**TRY IT:**
In full and without error, repeat the entries below.

**TASK INPUT:**
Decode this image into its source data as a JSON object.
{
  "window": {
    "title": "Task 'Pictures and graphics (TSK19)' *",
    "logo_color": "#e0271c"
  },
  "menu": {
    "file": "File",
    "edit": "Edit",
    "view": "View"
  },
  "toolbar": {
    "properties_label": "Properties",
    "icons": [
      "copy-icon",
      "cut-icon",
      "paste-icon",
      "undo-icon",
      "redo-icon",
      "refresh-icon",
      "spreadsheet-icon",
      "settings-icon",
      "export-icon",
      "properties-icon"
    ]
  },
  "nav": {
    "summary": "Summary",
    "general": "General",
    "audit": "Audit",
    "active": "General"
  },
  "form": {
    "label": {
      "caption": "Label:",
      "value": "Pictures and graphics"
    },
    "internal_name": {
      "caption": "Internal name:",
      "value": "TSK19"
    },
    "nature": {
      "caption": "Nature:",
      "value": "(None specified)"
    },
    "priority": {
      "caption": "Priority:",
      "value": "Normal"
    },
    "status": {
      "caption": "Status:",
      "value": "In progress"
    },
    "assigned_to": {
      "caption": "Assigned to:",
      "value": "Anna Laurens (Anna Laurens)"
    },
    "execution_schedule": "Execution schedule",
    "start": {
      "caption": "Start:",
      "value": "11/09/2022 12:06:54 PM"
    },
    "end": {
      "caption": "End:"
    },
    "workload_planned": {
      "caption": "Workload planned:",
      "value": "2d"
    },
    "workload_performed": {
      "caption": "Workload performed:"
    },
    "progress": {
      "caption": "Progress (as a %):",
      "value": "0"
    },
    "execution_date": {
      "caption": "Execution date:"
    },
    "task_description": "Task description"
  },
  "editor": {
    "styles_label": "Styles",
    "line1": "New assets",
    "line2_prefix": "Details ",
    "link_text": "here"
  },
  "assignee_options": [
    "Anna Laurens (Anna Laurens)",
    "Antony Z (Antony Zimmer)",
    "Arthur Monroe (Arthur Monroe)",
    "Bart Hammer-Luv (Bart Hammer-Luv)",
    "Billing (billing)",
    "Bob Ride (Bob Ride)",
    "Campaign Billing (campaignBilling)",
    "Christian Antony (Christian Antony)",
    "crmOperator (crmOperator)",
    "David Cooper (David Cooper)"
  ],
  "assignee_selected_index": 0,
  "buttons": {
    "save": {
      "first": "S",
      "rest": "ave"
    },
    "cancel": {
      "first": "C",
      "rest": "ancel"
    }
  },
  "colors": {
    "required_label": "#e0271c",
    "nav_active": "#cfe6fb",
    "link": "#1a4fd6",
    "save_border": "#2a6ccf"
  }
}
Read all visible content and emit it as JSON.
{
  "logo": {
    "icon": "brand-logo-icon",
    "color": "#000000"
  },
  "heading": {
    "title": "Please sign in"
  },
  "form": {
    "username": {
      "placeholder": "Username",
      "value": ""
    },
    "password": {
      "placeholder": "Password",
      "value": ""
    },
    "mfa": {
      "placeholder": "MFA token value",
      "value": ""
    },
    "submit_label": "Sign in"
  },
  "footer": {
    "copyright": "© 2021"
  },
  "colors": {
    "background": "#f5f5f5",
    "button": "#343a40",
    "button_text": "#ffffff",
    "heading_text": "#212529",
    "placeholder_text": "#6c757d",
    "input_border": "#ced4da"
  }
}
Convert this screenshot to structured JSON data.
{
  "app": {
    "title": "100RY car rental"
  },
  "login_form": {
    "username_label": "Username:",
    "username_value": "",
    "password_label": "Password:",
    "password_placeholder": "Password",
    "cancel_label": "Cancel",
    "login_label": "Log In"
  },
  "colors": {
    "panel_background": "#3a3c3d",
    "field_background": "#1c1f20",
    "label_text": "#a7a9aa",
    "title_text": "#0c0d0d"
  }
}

**ANSWER FOR THIS EXERCISE:**
Decode this image into its source data as a JSON object.
{
  "window": {
    "title": "Task 'Pictures and graphics (TSK19)' *",
    "logo_color": "#e0271c"
  },
  "menu": {
    "file": "File",
    "edit": "Edit",
    "view": "View"
  },
  "toolbar": {
    "properties_label": "Properties",
    "icons": [
      "copy-icon",
      "cut-icon",
      "paste-icon",
      "undo-icon",
      "redo-icon",
      "refresh-icon",
      "spreadsheet-icon",
      "settings-icon",
      "export-icon",
      "properties-icon"
    ]
  },
  "nav": {
    "summary": "Summary",
    "general": "General",
    "audit": "Audit",
    "active": "General"
  },
  "form": {
    "label": {
      "caption": "Label:",
      "value": "Pictures and graphics"
    },
    "internal_name": {
      "caption": "Internal name:",
      "value": "TSK19"
    },
    "nature": {
      "caption": "Nature:",
      "value": "(None specified)"
    },
    "priority": {
      "caption": "Priority:",
      "value": "Normal"
    },
    "status": {
      "caption": "Status:",
      "value": "In progress"
    },
    "assigned_to": {
      "caption": "Assigned to:",
      "value": "Anna Laurens (Anna Laurens)"
    },
    "execution_schedule": "Execution schedule",
    "start": {
      "caption": "Start:",
      "value": "11/09/2022 12:06:54 PM"
    },
    "end": {
      "caption": "End:"
    },
    "workload_planned": {
      "caption": "Workload planned:",
      "value": "2d"
    },
    "workload_performed": {
      "caption": "Workload performed:"
    },
    "progress": {
      "caption": "Progress (as a %):",
      "value": "0"
    },
    "execution_date": {
      "caption": "Execution date:"
    },
    "task_description": "Task description"
  },
  "editor": {
    "styles_label": "Styles",
    "line1": "New assets",
    "line2_prefix": "Details ",
    "link_text": "here"
  },
  "assignee_options": [
    "Anna Laurens (Anna Laurens)",
    "Antony Z (Antony Zimmer)",
    "Arthur Monroe (Arthur Monroe)",
    "Bart Hammer-Luv (Bart Hammer-Luv)",
    "Billing (billing)",
    "Bob Ride (Bob Ride)",
    "Campaign Billing (campaignBilling)",
    "Christian Antony (Christian Antony)",
    "crmOperator (crmOperator)",
    "David Cooper (David Cooper)"
  ],
  "assignee_selected_index": 0,
  "buttons": {
    "save": {
      "first": "S",
      "rest": "ave"
    },
    "cancel": {
      "first": "C",
      "rest": "ancel"
    }
  },
  "colors": {
    "required_label": "#e0271c",
    "nav_active": "#cfe6fb",
    "link": "#1a4fd6",
    "save_border": "#2a6ccf"
  }
}
Read all visible content and emit it as JSON.
{
  "logo": {
    "icon": "brand-logo-icon",
    "color": "#000000"
  },
  "heading": {
    "title": "Please sign in"
  },
  "form": {
    "username": {
      "placeholder": "Username",
      "value": ""
    },
    "password": {
      "placeholder": "Password",
      "value": ""
    },
    "mfa": {
      "placeholder": "MFA token value",
      "value": ""
    },
    "submit_label": "Sign in"
  },
  "footer": {
    "copyright": "© 2021"
  },
  "colors": {
    "background": "#f5f5f5",
    "button": "#343a40",
    "button_text": "#ffffff",
    "heading_text": "#212529",
    "placeholder_text": "#6c757d",
    "input_border": "#ced4da"
  }
}
Convert this screenshot to structured JSON data.
{
  "app": {
    "title": "100RY car rental"
  },
  "login_form": {
    "username_label": "Username:",
    "username_value": "",
    "password_label": "Password:",
    "password_placeholder": "Password",
    "cancel_label": "Cancel",
    "login_label": "Log In"
  },
  "colors": {
    "panel_background": "#3a3c3d",
    "field_background": "#1c1f20",
    "label_text": "#a7a9aa",
    "title_text": "#0c0d0d"
  }
}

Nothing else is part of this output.